Until the mid-19th century, cheesemaking had been considered “women’s work,” but when men saw Pickett’s success (and the potential profits of pressed milk curd), they began the shift from homemade to mass-produced cheese. In 1858, entrepreneur John J. Smith built a structure that pressed curds into cheese in much larger quantities than was previously possible in a home kitchen, and in 1864, a man named Chester Hazen opened a factory that used milk from over 300 cows. Skeptics referred to his endeavor as “Hazen’s folly” (a hard-hitting insult by 19th century standards), believing that mixing milk from several herds would negatively affect the final product. Hazen’s cheese, however, quashed all doubts, and before long railcars were speeding it to buyers across the country.
Before long, other upstarts joined the fray, often creating cheeses from their homelands. German immigrants contributed Muenster and Limburger, Italians made mozzarella and provolone, the French specialized in soft cheeses like Camembert and Brie, the Dutch produced Gouda, and the English brought the recipes for what would become one of America’s favorite cheeses: cheddar. The Swiss, it hardly needs pointing out, made a cheese best known for its negative space. One bold dairy explorer, Joseph F. Steinwand, developed a new type of cheese, Colby, and named it after the Wisconsin town where he invented it in his father’s factory. In 1886, cheese made its academic debut when the University of Wisconsin began offering courses in dairy farming and cheesemaking. The university solidified its reputation as a dairy hub when professor Stephen Babcock developed a test to determine the fat content of milk. This inexpensive test involves combining a small amount of milk with sulfuric acid, heating the mixture and putting it through a centrifuge. At the end of this process, only the fat remains, and it can then be measured. Babcock’s test allowed cheesemakers to refine their recipes and standardize their products.
By the early 1920s, the state’s cheese industry had ballooned to over 2,800 factories of various sizes. Wisconsin became the first state to grade its cheese for quality, ensuring its exports wouldn’t disappoint. By the 1940s, some of the smaller factories had shut their doors, but the remaining 1,500 factories produced about 515 million pounds of cheese each year, more than any other state.
Soups, Stews, and Casseroles: 1976 takes place in the fictional town of Reynolds, Wisconsin. The area depicted in the play strongly resembles Green County, which lies in southwest Wisconsin. Even by dairy state standards, Green County holds cheese in high esteem. Each year since 1914, its citizens have celebrated Cheese Days, which features parades, cow-milking competitions, pageants, yodeling and alphorn playing, and copious amounts of free cheese. “The concept of Cheese Days,” notes CheeseDays.com, the official website of the celebration, “originated from the notion that if some little town in Illinois could have a festival commemorating sauerkraut, then a celebration based on cheese would be an even better idea.” In Green County, and in the world of the play, cheese is not only a delectable food and an exportable product that provides a means to earn a living, it is also the basis for cultural traditions, socializing and finding connections to the residents’ European ancestry.

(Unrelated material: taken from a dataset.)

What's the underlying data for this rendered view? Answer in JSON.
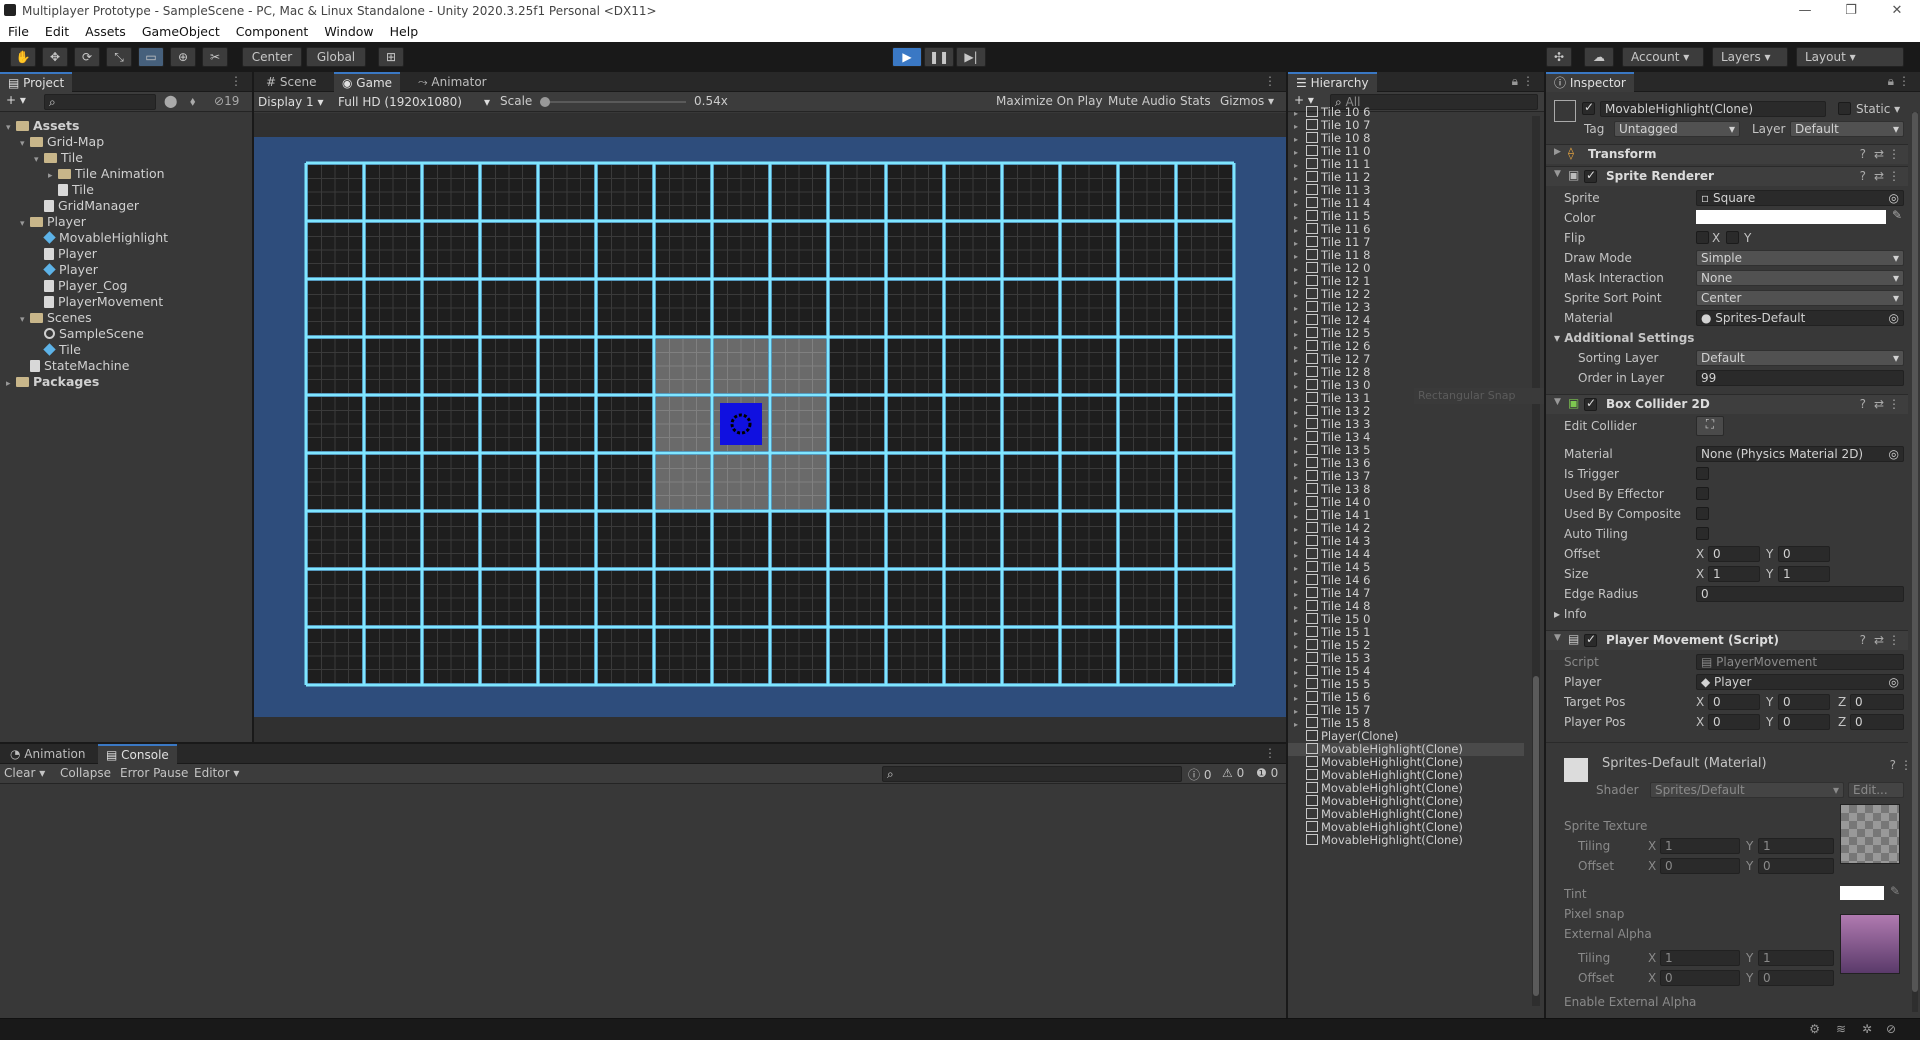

In recent times, Wisconsin’s dairy crown has been nearly overtaken by California as the two states vie to produce the greatest volume of cheese. Wisconsin maintains its lead in total pounds produced (nearly 2.9 billion in 2014 versus California’s 2.4 billion), and also boasts more specialty cheeses and cheeses overseen by master cheesemakers. It remains the only place in the United States where Limburger cheese is made. One hundred seventy-five years after a housewife first monetized her dairy creations, the country’s appetite for cheese remains strong.